There is every indication that voices such as that of Kerr will not be silenced. He spoke passionately and from personal experience. His life was touched by gun violence in the most extreme fashion when his father, Malcolm, an educator, was assassinated at a school in Beirut 34 years ago last month.

Kerr is not alone in this quest for action. Many others joined in.

Former player Steve Nash, a Warriors consultant bound for the Hall of Fame, expressed his feelings on Twitter: “The rest of the world is having success prohibiting access to guns. I don’t see what the debate is about. It’s not working here. People are dying at alarming rates. If you value guns more than life and safety I don’t understand.”

Jared Dudley, a member of the Phoenix Suns and one of more respected veterans in the NBA, spoke up via Twitter: “So sad man! Gotta change theses Gun laws! I’m tired of the slogan guns don’t kill people only people kill people.. Change the Law!”

Utah Jazz rookie Donovan Mitchell kept his message to six words, printing “End gun violence” on his right shoe and “Pray for Parkland” on his left.

Mitchell’s mother is a teacher.

Here’s Tom Garfinkel, CEO of the Miami Dolphins: “How do we stop this? When will there be proactive change from our government leaders to address the complexity of why this keeps happening? Praying for those affected in Parkland. And Orlando, and Columbine, and Sandy Hook, and every other senseless and tragic shooting.”

And former NFL player Damien Woody: “I’m just over here thinking about how we as a society use the term ‘pro life’ . . . days like today doesn’t do it justice.”

And Seattle Seahawks receiver Doug Baldwin, quote tweeting the obligatory “prayers and condolences” tweet from President Trump: “Yea.. but the fact is that they AREN’T safe. Just more rhetoric and no action. WAKEUP!!!!”

Is anybody listening?

Anybody?

Wednesday was the 45th day of this calendar year -- and the 18th school shooting. Quick math tells us that equals two every five days, 10 every 25 and 20 every 50.

Many children of color grow up with violence. Studies have proved that the experience traumatizes them to varying degrees. There are neighborhoods all across these United States in which children are as afraid of law enforcement as they are of street gangs. It’s how they grow up.

The powerlessness and apprehension is growing each day. And each time our elected leaders choose to look the other way while holding open their duffle bags to accept NRA cash, the sense of despair gets deeper.

How many children will go to school today and tomorrow and all the days after that feeling anxieties they should not have to bear in a so-called civilized society?

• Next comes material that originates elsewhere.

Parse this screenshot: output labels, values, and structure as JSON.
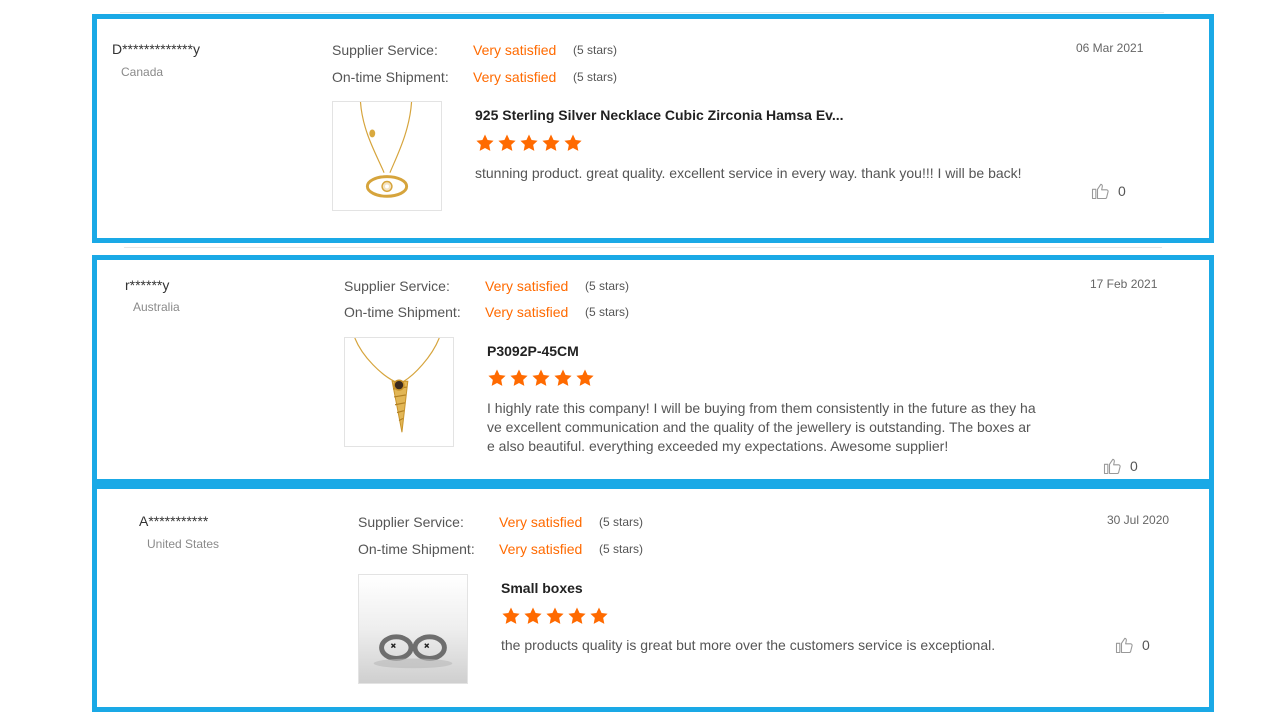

They’ll be looking over their shoulders. They’ll be wondering about the student whose temper is a bit too quick and hot. They’ll be trying to avoid the student who is too much of a loner or makes threats. They’ll be wary of the bully and the bullied. They’ll be trying to escape those that pose with firearms on social media.

The despair is real, and if you look into the eyes of the young you can feel it.

“Hopefully, we’ll find enough people first of all to vote good put people in,” Kerr said. “But, hopefully, we can find enough people with courage to actually help our citizens remain safe and focus on the real safety issues, not building some stupid wall for billions of dollars that has nothing to do with our safety, but actually protecting us from what truly is dangerous, which is maniacs with semiautomatic weapons just slaughtering our children. It’s disgusting.”

Kerr is among those willing to speak up and advocate for change. There are others. And they will be joined by many more who will make it their mission to follow the example of most every civilized society.

If the horrible events of Sept. 11, 2001, a single day, could persuade our government to take steps to make air travel safer, how many deadly events does it take to grow the principle and power to say no to the NRA and yes to the safety of children?

Is anybody listening?